He stands in the empty doorway of his roofless house. Inside is only landfill.
The storm has passed.
They drive the sheep up to the mountains where they graze through the summer.
The blizzard continues.
They came to the streets to protest about land reforms and were met by police.
The water cannons flattened them to the dirt.
The pelicans land on the wooden platform and wait for the fishermen.
The fish are thrown into the sky, under the razor sun.
He dangles above the craters; a scientist confronted with mystery.
He hangs from a rope above ice and snow.
She is the daffodil girl with the golden hair. She is here in the spring, telling us to slip off our winter coats. She is warmth and smiles, turning her face to the sun and the coming summer. She brings tales of childhood and hopes for the year ahead. I sometimes think the garden grows for her, because of her, in need of her. If in autumn she is nowhere, remember she’ll be back – glimpses of her come like a miracle even in the ice of January. She is always there; beneath the seasons she is constant. She is life.
People say it’s the smell you try to hold on to. The smell of a person. Clothes. Blankets. Cushions. After they’ve gone. Of course this is true. I’ve lived through it. What’s less noted is the way voices come and go. The first time I realised I could no longer wholly recall your voice, after a couple of years or so, it was terrifying. I felt ashamed. To only have this faint echo of something. And then it came back strong. Sometime later. Suddenly. You were there. We spoke. And then you went again.
You come in waves, tidal remembrances.
Dreaming of Cairo, so I thought, and I was on some concrete balcony at the edge of the desert, with the city in the distance, illuminated by explosions – and the death-rattle of guns and screaming missiles echoed across the void between me and… them.
I peered harder and saw that the explosions were fireworks, lighting up the sky with their crackle and kaleidoscope wonder. And the city was maybe Romford, somewhere not quite London.

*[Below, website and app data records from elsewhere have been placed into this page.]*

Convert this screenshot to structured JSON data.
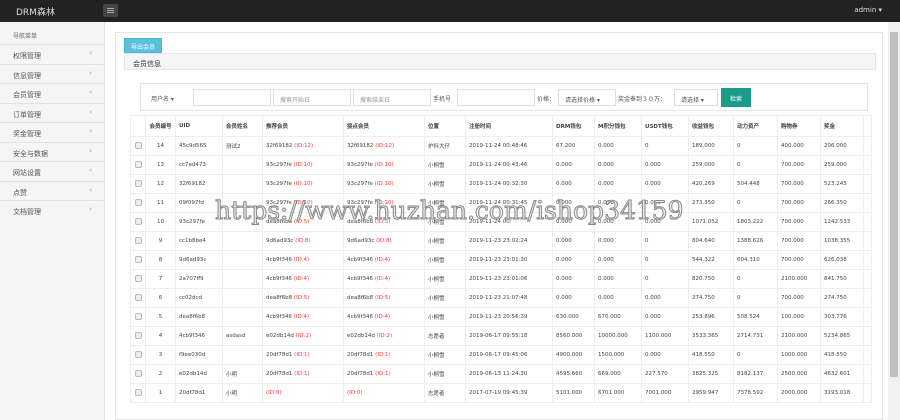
{
  "header": {
    "brand": "DRM森林",
    "user": "admin ▾"
  },
  "sidebar": {
    "title": "导航菜单",
    "items": [
      {
        "label": "权限管理"
      },
      {
        "label": "信息管理"
      },
      {
        "label": "会员管理"
      },
      {
        "label": "订单管理"
      },
      {
        "label": "奖金管理"
      },
      {
        "label": "安全与数据"
      },
      {
        "label": "网站设置"
      },
      {
        "label": "点赞"
      },
      {
        "label": "文档管理"
      }
    ]
  },
  "panel": {
    "export_label": "导出会员",
    "title": "会员信息"
  },
  "filters": {
    "field_select": "用户名 ▾",
    "start_placeholder": "搜索开始日",
    "end_placeholder": "搜索结束日",
    "phone_label": "手机号",
    "price_label": "价格：",
    "price_select": "请选择价格 ▾",
    "bonus_label": "奖金奉到３０万：",
    "bonus_select": "请选择 ▾",
    "search_label": "检索"
  },
  "table": {
    "columns": [
      "会员编号",
      "UID",
      "会员姓名",
      "推荐会员",
      "接点会员",
      "位置",
      "注册时间",
      "DRM钱包",
      "M积分钱包",
      "USDT钱包",
      "收益钱包",
      "动力资产",
      "购物券",
      "奖金"
    ],
    "rows": [
      [
        "14",
        "45c9d565",
        "测试2",
        "32f69182",
        "(ID:12)",
        "32f69182",
        "(ID:12)",
        "炉科大仔",
        "2019-11-24 00:48:46",
        "67.200",
        "0.000",
        "0",
        "189.000",
        "0",
        "400.000",
        "206.000"
      ],
      [
        "13",
        "cc7ad473",
        "",
        "93c297fe",
        "(ID:10)",
        "93c297fe",
        "(ID:10)",
        "小桐雪",
        "2019-11-24 00:43:46",
        "0.000",
        "0.000",
        "0.000",
        "259.000",
        "0",
        "700.000",
        "259.000"
      ],
      [
        "12",
        "32f69182",
        "",
        "93c297fe",
        "(ID:10)",
        "93c297fe",
        "(ID:10)",
        "小桐雪",
        "2019-11-24 00:32:30",
        "0.000",
        "0.000",
        "0.000",
        "420.269",
        "504.448",
        "700.000",
        "523.245"
      ],
      [
        "11",
        "09f097fd",
        "",
        "93c297fe",
        "(ID:10)",
        "93c297fe",
        "(ID:10)",
        "小桐雪",
        "2019-11-24 00:31:45",
        "0.000",
        "0.000",
        "0.000",
        "273.350",
        "0",
        "700.000",
        "266.350"
      ],
      [
        "10",
        "93c297fe",
        "",
        "dea8f6b8",
        "(ID:5)",
        "dea8f6b8",
        "(ID:5)",
        "小桐雪",
        "2019-11-24 00:",
        "0.000",
        "0.000",
        "0.000",
        "1071.052",
        "1803.222",
        "700.000",
        "1242.533"
      ],
      [
        "9",
        "cc1b8be4",
        "",
        "9d6ad93c",
        "(ID:8)",
        "9d6ad93c",
        "(ID:8)",
        "小桐雪",
        "2019-11-23 23:02:24",
        "0.000",
        "0.000",
        "0",
        "804.640",
        "1388.626",
        "700.000",
        "1038.355"
      ],
      [
        "8",
        "9d6ad93c",
        "",
        "4cb9f346",
        "(ID:4)",
        "4cb9f346",
        "(ID:4)",
        "小桐雪",
        "2019-11-23 23:01:30",
        "0.000",
        "0.000",
        "0",
        "544.322",
        "604.310",
        "700.000",
        "626.038"
      ],
      [
        "7",
        "2a707ff9",
        "",
        "4cb9f346",
        "(ID:4)",
        "4cb9f346",
        "(ID:4)",
        "小桐雪",
        "2019-11-23 23:01:06",
        "0.000",
        "0.000",
        "0",
        "820.750",
        "0",
        "2100.000",
        "841.750"
      ],
      [
        "6",
        "cc02dcd",
        "",
        "dea8f6b8",
        "(ID:5)",
        "dea8f6b8",
        "(ID:5)",
        "小桐雪",
        "2019-11-23 21:07:48",
        "0.000",
        "0.000",
        "0.000",
        "274.750",
        "0",
        "700.000",
        "274.750"
      ],
      [
        "5",
        "dea8f6b8",
        "",
        "4cb9f346",
        "(ID:4)",
        "4cb9f346",
        "(ID:4)",
        "小桐雪",
        "2019-11-23 20:56:39",
        "630.000",
        "670.000",
        "0.000",
        "253.896",
        "508.524",
        "100.000",
        "303.776"
      ],
      [
        "4",
        "4cb9f346",
        "asdasd",
        "e02db14d",
        "(ID:2)",
        "e02db14d",
        "(ID:2)",
        "志愿者",
        "2019-06-17 09:55:18",
        "8560.000",
        "10000.000",
        "1100.000",
        "3533.365",
        "2714.731",
        "2100.000",
        "5234.865"
      ],
      [
        "3",
        "f9ee030d",
        "",
        "20df78d1",
        "(ID:1)",
        "20df78d1",
        "(ID:1)",
        "小桐雪",
        "2019-06-17 09:45:06",
        "4900.000",
        "1500.000",
        "0.000",
        "418.550",
        "0",
        "1000.000",
        "418.550"
      ],
      [
        "2",
        "e02db14d",
        "小明",
        "20df78d1",
        "(ID:1)",
        "20df78d1",
        "(ID:1)",
        "小桐雪",
        "2019-06-13 11:24:30",
        "4595.660",
        "669.000",
        "227.570",
        "3825.325",
        "8182.137",
        "2500.000",
        "4632.601"
      ],
      [
        "1",
        "20df78d1",
        "小明",
        "",
        "(ID:0)",
        "",
        "(ID:0)",
        "志愿者",
        "2017-07-19 09:45:39",
        "5101.000",
        "6701.000",
        "7001.000",
        "2959.947",
        "7378.592",
        "2000.000",
        "3193.018"
      ]
    ]
  },
  "watermark": "https://www.huzhan.com/ishop34159",
  "colors": {
    "topbar": "#222222",
    "export": "#5bc0de",
    "search": "#1a9c8a",
    "id_red": "#ff3333"
  }
}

I woke up. It was still night. Deeply so. A blackbird was singing. It sounded so frail and confused, so beautiful, and so full of dread.
I looked at the silver mud along the banks of the river. A month ago it was filled with birds. You could see them scurrying even at night. Now they have gone. The seasons are changing and the mud is becoming bare. The gulls’ heads are taking on their summer colour. It’s as if the dunlins never happened. But they will be back. All of life succumbs to the gyre. Once we accept it, we can begin to make predictions, begin to understand the pleasures and the horrors that are as yet out of sight.
The guns were silenced yesterday.
Get the fucking stretcher –––– here now! Get it here! Blood is pouring from –––– left of the child’s leg. Med-tent is 200 metres and watch the air – the shrapnel – it is so full. A glance, quickly, buildings at street end are rubble. Patches of street have turned red. Six bodies – rough count – in the road. Where is it? Run! Run! Yes, yes, on her brow, there, there. Go. Breathing –––– breathing –––– breathing –––– breathing –––– Doctors, doctors, off, off the stretcher, now go! Another explosion, nearer explosion and run run for the second. Is she? Is she live? Okay! Your name is? Darja, Darja.
She confirmed that the meeting lasted for more than three hours. At these times pastries and coffee are merely decorative. Neither party stoops to accept a fix of sugar or caffeine. After the smiles and handshakes it is the tiniest details that count. The way one of them tilts their head towards an unnecessary interpreter; the merest upturn of one corner of one mouth. They try not to blink, try not even to avert from their focused stares. Water is refreshed and refreshed again. The summit builds understanding but not trust. Nothing is lost, but there is nowhere to run.
Picks up a coffee, checks her Facebook at her desk and feels angry. Sits through two hour+ meetings. Emails Robin. Looks through the glass at the boys on the floor becoming animated, arms waving, pointing, voices raised. Now, now, they seem to be saying. It is to do with Russia. Before lunch the office empties. The boys go to the gym and then to restaurants and bars. Polly eats salad and watches a comedy. It is the same as pre-crash, she thinks, except everyone is more stressed, more suspicious, more aware that they might need to get away, soon, fast.
Watches the joggers run past the flats as she towels her hair dry. Hums along to the radio and eats toast, drinks orange juice. Waits at the bus stop where all the men cough into the cold wet street. Stares at the passing shops, swaying as the bus jerks. Walks up past the park and hangs her coat in the back of the café and begins work. In her mind, her cousin – blankets across her shoulders, running through the streets and tugging little Darja along and squeezing into the minibus, fleeing from the tanks rumbling on the horizon. It hurts.
First it was what was written.
She will not look, she will not look. And get out of this city but once and for all. Yet where, where?
Then it was what was done in response.
Fleeing from the people who are everywhere, into their arms, out from their arms, delivered, how, how?
Then came the social divisions.
And where are her family now? Her colleagues? Cohabitants?
And then the dawning of night.
She realises her predictions are wrong, the enemy is not the enemy, she is entrapped. The mess they have made of this land.
It is not over.